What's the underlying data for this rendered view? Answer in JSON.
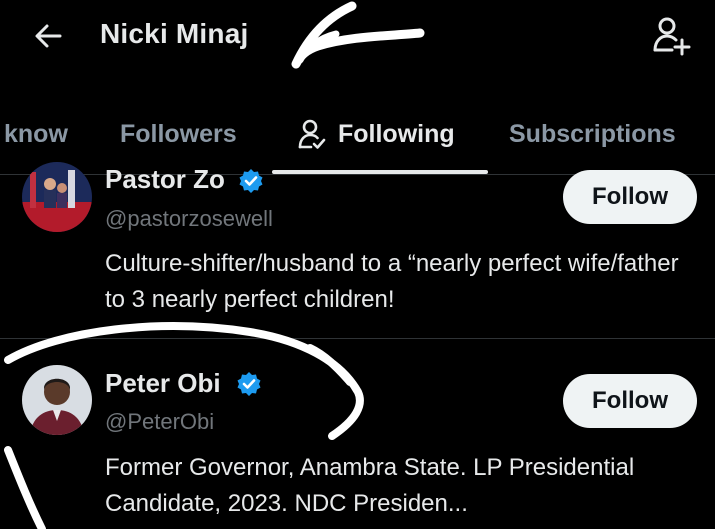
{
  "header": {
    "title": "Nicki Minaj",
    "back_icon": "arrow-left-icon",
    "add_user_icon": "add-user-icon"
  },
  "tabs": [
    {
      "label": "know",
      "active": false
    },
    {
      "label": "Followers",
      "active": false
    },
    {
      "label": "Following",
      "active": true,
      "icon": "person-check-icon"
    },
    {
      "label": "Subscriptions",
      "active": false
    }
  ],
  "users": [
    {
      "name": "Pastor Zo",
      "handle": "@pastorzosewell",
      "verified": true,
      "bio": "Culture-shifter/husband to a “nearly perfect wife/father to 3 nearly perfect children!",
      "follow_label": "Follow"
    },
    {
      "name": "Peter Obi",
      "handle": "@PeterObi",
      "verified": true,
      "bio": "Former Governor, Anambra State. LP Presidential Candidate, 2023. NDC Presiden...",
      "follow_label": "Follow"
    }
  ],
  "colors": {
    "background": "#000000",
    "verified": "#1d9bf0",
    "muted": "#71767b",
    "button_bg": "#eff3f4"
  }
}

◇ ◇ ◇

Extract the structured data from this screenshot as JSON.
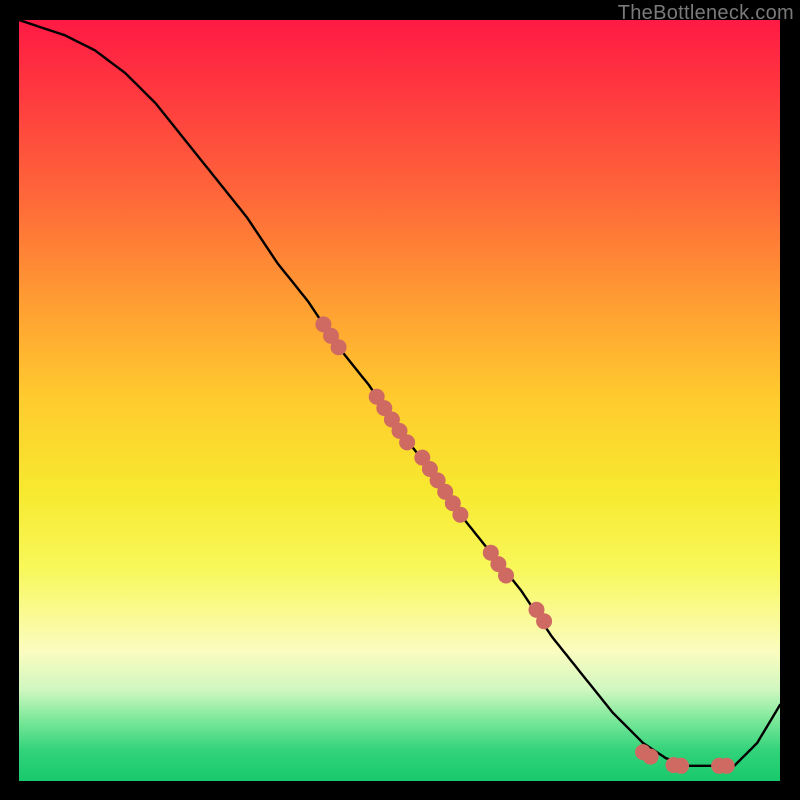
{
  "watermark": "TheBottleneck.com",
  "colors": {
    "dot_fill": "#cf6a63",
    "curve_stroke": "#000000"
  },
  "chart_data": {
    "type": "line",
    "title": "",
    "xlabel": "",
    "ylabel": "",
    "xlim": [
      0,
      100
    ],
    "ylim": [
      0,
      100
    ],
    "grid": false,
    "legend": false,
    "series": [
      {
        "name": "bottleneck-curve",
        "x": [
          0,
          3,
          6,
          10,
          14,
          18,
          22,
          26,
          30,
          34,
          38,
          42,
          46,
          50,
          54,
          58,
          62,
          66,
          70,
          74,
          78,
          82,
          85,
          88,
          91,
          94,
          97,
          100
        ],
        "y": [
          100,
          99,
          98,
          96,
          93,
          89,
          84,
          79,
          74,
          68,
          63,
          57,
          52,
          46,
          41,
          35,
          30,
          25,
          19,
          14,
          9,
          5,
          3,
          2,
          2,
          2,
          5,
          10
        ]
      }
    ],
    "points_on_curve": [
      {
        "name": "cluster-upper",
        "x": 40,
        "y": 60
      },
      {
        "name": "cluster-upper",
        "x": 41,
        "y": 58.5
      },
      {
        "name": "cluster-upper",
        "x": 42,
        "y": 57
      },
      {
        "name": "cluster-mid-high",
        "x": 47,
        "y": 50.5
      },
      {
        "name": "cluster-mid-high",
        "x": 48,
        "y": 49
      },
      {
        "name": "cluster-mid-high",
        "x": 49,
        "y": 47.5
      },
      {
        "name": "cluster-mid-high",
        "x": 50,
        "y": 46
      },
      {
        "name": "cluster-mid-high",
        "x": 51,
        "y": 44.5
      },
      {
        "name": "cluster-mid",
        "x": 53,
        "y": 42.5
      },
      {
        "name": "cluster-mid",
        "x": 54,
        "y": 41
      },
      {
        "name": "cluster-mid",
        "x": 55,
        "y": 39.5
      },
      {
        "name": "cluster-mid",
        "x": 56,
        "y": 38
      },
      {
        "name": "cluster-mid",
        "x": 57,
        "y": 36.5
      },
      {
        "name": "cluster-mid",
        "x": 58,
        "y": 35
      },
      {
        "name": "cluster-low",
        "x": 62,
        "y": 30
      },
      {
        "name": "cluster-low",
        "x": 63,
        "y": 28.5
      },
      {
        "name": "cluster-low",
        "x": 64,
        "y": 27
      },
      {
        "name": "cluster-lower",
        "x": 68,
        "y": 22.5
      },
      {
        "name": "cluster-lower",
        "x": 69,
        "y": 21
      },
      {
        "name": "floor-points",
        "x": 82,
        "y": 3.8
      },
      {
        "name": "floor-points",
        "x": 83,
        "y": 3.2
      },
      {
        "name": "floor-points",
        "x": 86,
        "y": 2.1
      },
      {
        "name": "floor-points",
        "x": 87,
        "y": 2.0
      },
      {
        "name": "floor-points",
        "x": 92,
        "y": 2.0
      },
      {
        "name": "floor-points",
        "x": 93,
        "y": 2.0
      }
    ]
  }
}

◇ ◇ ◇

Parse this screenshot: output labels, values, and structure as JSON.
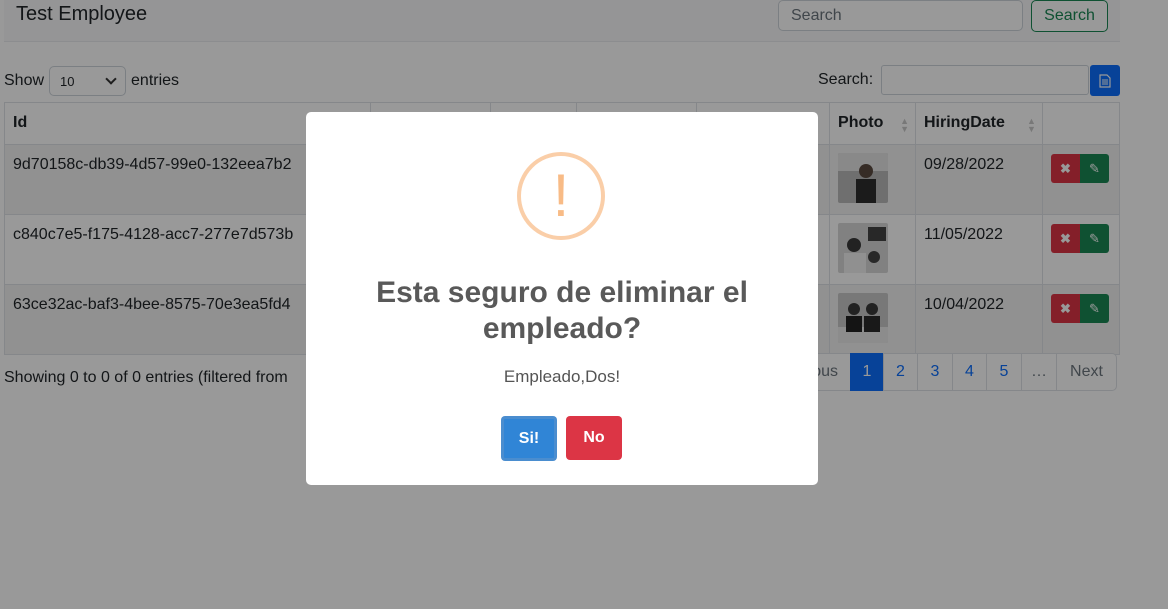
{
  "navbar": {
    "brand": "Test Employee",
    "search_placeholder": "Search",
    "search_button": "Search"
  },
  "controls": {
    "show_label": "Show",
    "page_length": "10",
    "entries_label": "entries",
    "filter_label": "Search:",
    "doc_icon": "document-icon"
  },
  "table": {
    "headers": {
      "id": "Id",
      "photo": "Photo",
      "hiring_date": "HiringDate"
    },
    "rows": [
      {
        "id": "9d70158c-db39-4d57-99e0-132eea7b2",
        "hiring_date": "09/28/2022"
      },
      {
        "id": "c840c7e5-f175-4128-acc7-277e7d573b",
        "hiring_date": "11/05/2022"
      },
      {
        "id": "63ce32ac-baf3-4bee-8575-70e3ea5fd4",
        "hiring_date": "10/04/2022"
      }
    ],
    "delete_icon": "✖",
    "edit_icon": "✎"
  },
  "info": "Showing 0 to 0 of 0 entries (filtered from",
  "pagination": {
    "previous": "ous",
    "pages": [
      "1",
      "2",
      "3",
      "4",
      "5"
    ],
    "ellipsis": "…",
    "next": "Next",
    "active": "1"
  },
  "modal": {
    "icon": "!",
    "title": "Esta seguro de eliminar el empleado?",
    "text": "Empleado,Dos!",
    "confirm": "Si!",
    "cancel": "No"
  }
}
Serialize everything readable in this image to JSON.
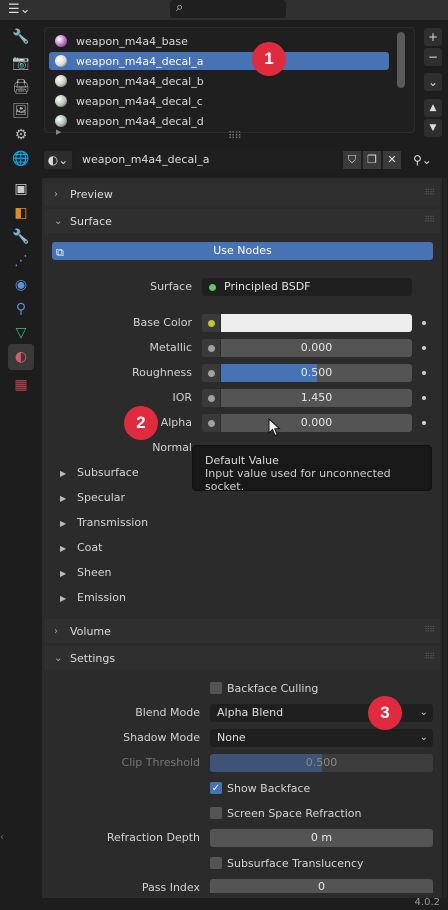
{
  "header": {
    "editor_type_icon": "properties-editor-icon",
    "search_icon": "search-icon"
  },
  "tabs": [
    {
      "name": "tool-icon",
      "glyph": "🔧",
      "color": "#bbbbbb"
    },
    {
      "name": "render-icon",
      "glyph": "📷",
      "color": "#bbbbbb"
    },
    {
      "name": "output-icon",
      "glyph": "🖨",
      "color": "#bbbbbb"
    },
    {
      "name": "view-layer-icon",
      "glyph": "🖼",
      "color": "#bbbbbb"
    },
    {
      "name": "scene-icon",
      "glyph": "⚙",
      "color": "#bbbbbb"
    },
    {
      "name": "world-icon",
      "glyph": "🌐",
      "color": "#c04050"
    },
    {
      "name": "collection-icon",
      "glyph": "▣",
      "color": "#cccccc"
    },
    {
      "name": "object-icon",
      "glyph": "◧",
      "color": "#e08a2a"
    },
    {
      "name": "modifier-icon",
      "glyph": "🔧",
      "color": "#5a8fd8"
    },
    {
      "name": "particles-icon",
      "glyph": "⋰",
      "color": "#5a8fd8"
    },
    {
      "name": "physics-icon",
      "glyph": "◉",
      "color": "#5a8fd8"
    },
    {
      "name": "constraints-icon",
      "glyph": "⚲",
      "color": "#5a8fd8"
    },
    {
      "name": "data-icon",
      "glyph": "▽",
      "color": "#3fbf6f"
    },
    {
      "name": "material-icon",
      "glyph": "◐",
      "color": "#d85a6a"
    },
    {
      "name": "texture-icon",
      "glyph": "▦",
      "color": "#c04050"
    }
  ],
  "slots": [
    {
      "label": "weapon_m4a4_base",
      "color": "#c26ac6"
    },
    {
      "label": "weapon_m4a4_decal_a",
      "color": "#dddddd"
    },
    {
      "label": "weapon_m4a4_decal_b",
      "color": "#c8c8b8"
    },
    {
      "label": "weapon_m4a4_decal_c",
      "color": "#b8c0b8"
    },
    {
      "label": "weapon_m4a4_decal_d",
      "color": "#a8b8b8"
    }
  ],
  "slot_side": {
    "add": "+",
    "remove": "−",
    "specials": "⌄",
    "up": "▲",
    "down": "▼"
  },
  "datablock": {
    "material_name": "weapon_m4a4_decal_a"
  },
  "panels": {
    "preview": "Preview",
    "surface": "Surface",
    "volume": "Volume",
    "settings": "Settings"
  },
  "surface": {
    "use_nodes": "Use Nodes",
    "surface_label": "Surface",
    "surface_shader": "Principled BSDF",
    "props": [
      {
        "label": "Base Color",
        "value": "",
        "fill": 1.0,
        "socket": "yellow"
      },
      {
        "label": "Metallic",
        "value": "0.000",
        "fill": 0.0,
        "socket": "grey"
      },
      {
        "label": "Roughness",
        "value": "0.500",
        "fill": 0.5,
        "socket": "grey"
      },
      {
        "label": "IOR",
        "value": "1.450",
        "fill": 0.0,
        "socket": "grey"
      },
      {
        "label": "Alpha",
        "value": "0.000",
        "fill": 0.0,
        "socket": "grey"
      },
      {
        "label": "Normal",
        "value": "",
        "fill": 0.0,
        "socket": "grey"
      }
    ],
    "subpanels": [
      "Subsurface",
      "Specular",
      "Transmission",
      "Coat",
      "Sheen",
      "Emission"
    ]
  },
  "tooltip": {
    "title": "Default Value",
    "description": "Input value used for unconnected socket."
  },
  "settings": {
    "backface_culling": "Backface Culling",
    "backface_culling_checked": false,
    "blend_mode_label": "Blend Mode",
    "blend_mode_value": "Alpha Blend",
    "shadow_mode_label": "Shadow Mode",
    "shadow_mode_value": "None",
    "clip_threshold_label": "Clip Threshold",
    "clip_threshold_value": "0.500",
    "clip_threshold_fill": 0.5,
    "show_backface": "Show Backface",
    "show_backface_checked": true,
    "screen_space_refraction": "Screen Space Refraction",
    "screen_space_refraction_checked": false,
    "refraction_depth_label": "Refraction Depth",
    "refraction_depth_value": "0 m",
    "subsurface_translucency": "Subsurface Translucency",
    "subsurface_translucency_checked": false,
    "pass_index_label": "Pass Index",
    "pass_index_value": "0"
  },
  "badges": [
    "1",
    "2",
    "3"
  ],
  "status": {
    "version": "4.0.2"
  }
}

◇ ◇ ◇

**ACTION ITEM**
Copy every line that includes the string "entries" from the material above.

**ANSWER FOR THE TASK**
    "entries_label": "entries",
  "info": "Showing 0 to 0 of 0 entries (filtered from",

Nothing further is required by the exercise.